TASK DATA:
[Start of Attachment]
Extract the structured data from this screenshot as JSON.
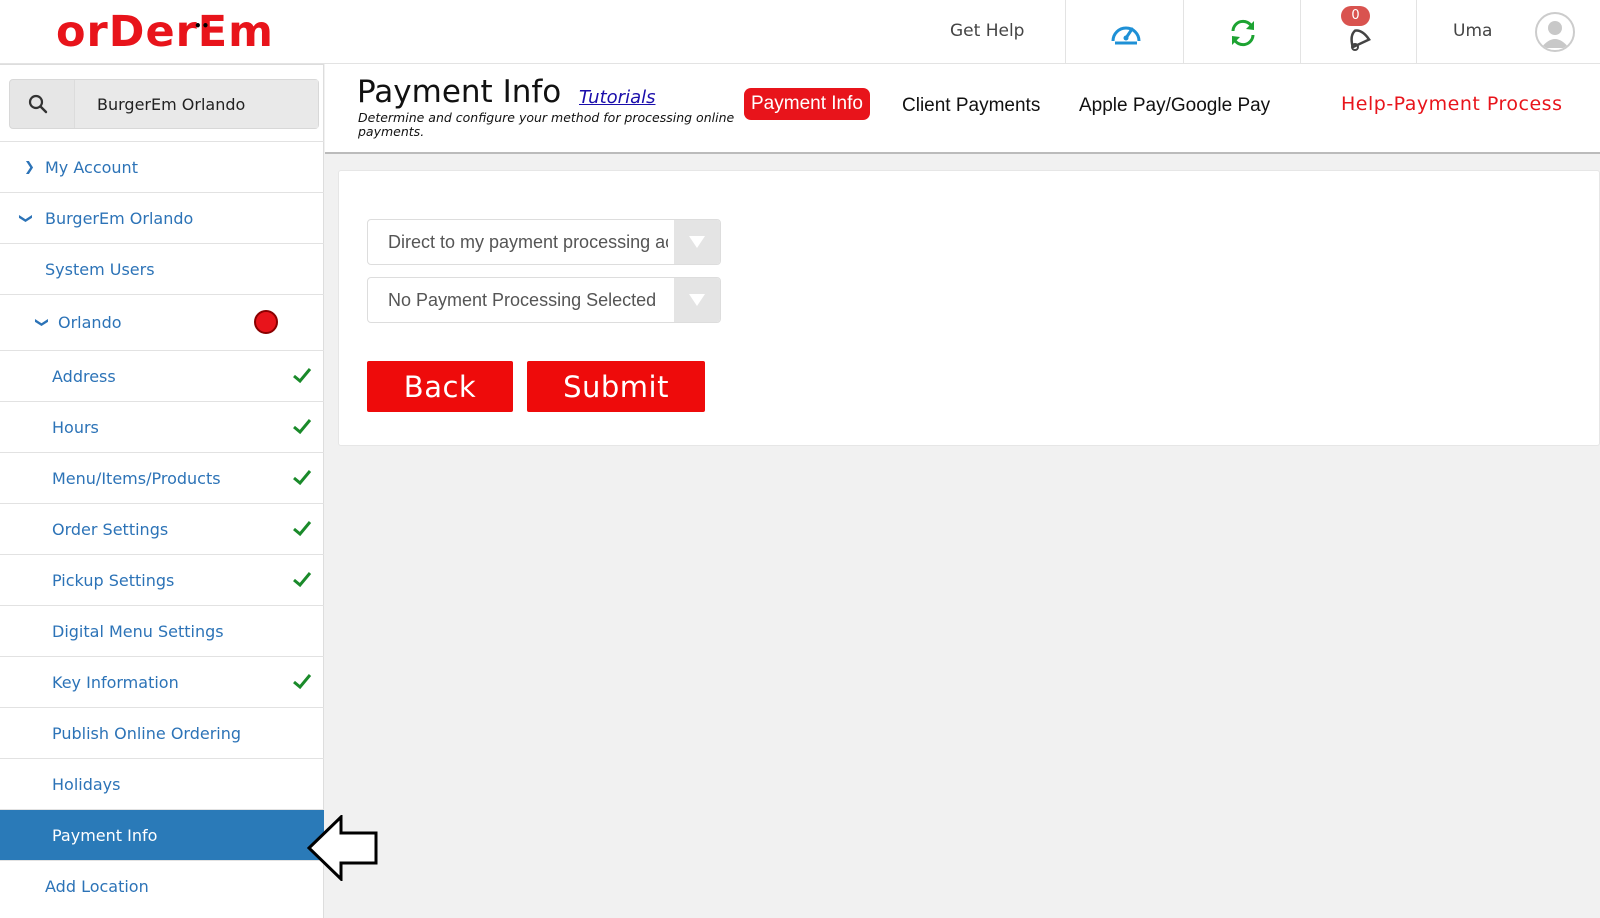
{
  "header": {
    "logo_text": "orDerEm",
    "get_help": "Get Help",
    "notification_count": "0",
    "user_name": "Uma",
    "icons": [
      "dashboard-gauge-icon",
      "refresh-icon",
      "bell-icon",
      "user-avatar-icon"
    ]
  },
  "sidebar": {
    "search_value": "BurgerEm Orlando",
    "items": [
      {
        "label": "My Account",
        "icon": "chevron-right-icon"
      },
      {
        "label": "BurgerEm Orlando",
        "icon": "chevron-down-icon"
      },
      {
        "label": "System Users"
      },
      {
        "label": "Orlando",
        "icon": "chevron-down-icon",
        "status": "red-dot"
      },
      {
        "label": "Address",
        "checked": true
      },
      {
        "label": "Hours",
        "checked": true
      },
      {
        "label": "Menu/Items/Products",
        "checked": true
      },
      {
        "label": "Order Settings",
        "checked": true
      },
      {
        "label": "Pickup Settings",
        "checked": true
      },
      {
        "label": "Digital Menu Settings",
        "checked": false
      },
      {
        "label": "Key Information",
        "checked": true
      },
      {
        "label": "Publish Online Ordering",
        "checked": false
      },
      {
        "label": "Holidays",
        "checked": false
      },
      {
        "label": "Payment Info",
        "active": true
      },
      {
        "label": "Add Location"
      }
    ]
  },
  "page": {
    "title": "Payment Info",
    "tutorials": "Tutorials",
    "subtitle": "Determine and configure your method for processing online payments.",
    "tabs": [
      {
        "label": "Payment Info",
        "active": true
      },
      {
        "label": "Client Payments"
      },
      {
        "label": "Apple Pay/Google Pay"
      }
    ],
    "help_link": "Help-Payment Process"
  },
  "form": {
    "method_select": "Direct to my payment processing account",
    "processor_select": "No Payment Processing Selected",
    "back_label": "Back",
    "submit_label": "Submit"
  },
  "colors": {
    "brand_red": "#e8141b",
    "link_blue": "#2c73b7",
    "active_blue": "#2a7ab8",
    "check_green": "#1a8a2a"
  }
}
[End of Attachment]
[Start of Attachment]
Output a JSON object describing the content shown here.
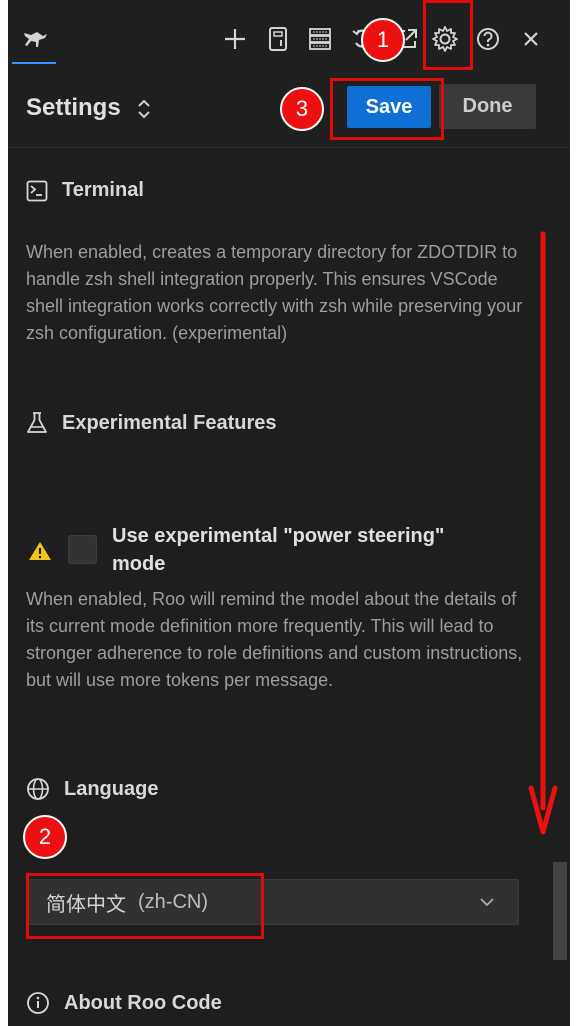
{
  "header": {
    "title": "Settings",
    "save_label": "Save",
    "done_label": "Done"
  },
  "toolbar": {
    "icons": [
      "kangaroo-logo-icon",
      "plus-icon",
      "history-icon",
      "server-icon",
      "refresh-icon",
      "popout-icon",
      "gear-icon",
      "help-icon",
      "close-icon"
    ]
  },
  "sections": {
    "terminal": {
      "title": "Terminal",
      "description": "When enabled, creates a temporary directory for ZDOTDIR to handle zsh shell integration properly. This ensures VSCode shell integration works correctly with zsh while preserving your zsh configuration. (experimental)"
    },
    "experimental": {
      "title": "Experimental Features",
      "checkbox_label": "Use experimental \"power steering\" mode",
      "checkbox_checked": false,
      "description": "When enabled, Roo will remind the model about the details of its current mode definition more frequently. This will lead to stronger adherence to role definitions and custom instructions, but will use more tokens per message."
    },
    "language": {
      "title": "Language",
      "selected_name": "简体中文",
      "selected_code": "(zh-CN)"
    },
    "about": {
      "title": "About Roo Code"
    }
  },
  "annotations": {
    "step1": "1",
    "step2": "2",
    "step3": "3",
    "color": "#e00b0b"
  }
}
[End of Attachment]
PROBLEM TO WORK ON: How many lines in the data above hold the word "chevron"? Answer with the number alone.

RESPONSE: 3